The 2022 season was a brutal sophomore campaign for Rogers, however. Back spasms and a lat strain prompted a pair of IL stints for the 6’5″ lefty, and his results when healthy enough to take the mound didn’t even come close to that brilliant rookie output. In 107 innings, Rogers worked to a 5.47 ERA that was more than double his 2021 mark, and his strikeout rate fell by more than six percentage points (to 22.2%) while his walk rate crept up to 9.4%. After allowing just 0.41 homers per nine innings in 2021 (1.1% of his opponents took him deep), Rogers yielded an average of 1.26 homers per nine frames (3.1%).
In addition to the discrepancy between the pair’s 2022 seasons, Lopez is under team control for only two more years and is projected by MLBTR contributor Matt Swartz to earn $5.6MM in his second year of arbitration. Rogers, meanwhile, is not yet arbitration-eligible and can be controlled for another four seasons. Both players would be highly appealing to the majority of clubs seeking rotation help this offseason, but a win-now club might feel better about plugging the veteran Lopez into its rotation, as he’s coming off a career-high 180 innings and has worked to a combined 3.52 ERA (3.48 FIP, 3.69 SIERA) over his past three seasons.
As was the case last offseason, it’s not a lock that the Marlins will trade any of their current big league rotation options. Many similar rumblings echoed throughout the 2021-22 offseason, but at the end of the day, the most notable arm the Fish had moved was right-hander Zach Thompson, who’d been their fifth starter. That the Marlins are open to moving Lopez and perhaps even more open to moving Rogers is notable, but that hardly means they plan to shop either pitcher and trade him for the best offer.
Rather, Miami appears likely to again set its sights on solidifying its center field vacancy this offseason. That didn’t transpire last year, and the team instead relied entirely on in-house options — most of whom were corner outfielders that were clearly miscast in center. Jesus Sanchez, former top prospect JJ Bleday and Bryan De La Cruz all logged significant time in center, but none of that trio drew particularly strong defensive grades for their efforts there.
Looking ahead to 2023, Miami will have to hope for better results from Avisail Garcia in one corner outfield spot and could again look to the trio of Sanchez, Bleday and De La Cruz as outfield components — though this time more likely in whichever corner is not occupied by Garcia. Jackson writes within his column that the bulk of Jorge Soler’s playing time will likely come at designated hitter next season, so he looks like an occasional outfield option, at best.

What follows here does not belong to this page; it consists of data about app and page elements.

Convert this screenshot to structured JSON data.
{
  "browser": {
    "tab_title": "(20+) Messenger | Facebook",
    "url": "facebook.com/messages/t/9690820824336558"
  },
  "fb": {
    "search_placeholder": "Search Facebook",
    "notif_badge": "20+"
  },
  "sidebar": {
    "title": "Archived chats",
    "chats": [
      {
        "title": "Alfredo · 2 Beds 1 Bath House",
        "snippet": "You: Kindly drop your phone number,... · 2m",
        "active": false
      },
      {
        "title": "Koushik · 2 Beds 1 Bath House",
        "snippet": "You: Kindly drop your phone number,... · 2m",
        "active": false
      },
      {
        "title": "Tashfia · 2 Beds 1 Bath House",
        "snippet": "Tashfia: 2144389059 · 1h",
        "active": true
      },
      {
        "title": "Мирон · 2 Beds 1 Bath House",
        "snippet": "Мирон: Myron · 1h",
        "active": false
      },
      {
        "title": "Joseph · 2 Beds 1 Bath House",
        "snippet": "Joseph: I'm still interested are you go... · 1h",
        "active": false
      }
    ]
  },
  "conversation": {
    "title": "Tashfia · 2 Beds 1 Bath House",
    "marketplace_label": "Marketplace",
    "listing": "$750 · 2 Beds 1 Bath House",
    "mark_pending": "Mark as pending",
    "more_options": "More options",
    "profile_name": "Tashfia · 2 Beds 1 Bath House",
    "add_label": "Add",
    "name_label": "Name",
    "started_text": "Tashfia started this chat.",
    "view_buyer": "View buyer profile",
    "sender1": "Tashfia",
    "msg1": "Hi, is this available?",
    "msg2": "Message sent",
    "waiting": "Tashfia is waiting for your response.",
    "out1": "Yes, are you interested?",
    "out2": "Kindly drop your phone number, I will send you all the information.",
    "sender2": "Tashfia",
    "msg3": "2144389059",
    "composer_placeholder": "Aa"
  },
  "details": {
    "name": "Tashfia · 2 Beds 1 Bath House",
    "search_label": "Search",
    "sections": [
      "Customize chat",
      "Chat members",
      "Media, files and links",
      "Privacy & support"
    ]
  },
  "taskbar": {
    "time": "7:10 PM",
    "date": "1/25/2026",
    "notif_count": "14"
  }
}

While center field is perhaps the most obvious area of need, Miami could also use upgrades at a variety of positions. Third base seems like another possible focus, and Miami lacks an obvious first baseman aside from Garrett Cooper, who’s been a candidate to be traded himself dating back to the deadline.
Of course, most fans salivate over the mere notion of 2022 NL Cy Young winner Sandy Alcantara being made available in a trade, but with four years remaining on an affordable contract, there’s little to no hope of such a scenario actually transpiring. Alcantara is a veritable lock to be Miami’s Opening Day starter in 2023, and if Lopez isn’t traded, he’ll presumably slot into the second spot in the rotation. The Marlins will also lean on a resurgent Jesus Luzardo and hard-throwing righty Edward Cabrera — a longtime top prospect who broke out with a 3.01 ERA in 14 starts last year.
Rogers and fellow southpaw Braxton Garrett are the favorites to occupy the fifth spot in the rotation, particularly with top prospects Max Meyer (Tommy John), Jake Eder (Tommy John) and Sixto Sanchez (shoulder) all recovering from surgery. Right-hander Eury Perez reached Double-A at just 19 years of age in 2023 and could be another rotation option before long; he’s widely considered to be among the ten best prospects in all of baseball and, unsurprisingly, is considered squarely off the table (as is the case with Alcantara), per Jackson’s report.